◆ **WHAT NEEDS TO BE DONE**: Report how many lines in the data below hold "this", with no other words.

◆ **LISTED RECORDS**:
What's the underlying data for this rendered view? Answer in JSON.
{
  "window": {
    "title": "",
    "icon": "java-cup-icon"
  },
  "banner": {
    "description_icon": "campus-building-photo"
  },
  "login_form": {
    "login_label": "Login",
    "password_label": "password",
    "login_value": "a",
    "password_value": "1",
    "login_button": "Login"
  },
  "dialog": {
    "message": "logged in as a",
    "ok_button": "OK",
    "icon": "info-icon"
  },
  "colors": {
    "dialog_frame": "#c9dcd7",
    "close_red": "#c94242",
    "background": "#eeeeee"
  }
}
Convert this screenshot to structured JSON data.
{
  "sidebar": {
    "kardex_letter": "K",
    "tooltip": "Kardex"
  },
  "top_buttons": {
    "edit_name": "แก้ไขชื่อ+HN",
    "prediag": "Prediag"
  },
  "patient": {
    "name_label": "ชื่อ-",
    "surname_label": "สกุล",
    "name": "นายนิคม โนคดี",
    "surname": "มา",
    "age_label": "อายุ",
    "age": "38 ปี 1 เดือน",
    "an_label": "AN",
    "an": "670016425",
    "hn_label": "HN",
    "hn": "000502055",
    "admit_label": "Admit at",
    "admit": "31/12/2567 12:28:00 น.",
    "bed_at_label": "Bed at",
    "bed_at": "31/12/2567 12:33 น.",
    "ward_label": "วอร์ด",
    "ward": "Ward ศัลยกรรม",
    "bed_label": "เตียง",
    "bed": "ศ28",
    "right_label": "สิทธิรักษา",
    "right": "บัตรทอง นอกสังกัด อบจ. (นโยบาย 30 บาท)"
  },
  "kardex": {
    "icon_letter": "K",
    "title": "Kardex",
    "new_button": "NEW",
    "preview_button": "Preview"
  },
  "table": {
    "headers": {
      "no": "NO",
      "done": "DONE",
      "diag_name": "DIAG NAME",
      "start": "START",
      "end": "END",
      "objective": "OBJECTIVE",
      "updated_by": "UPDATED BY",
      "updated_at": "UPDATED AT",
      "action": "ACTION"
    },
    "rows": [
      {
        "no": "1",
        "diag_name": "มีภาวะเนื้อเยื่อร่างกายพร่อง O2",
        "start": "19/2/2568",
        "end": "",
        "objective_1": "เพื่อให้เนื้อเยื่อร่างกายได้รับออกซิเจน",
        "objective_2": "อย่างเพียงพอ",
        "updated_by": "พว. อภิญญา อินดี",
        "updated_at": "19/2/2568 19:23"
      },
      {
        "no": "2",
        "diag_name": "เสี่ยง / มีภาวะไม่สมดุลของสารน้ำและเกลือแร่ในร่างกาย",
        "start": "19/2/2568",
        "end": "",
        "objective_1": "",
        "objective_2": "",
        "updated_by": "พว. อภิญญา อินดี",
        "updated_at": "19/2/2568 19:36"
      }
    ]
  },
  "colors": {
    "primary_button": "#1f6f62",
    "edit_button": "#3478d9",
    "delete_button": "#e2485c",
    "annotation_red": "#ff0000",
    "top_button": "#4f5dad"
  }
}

◆ **TASK RESPONSE**: 2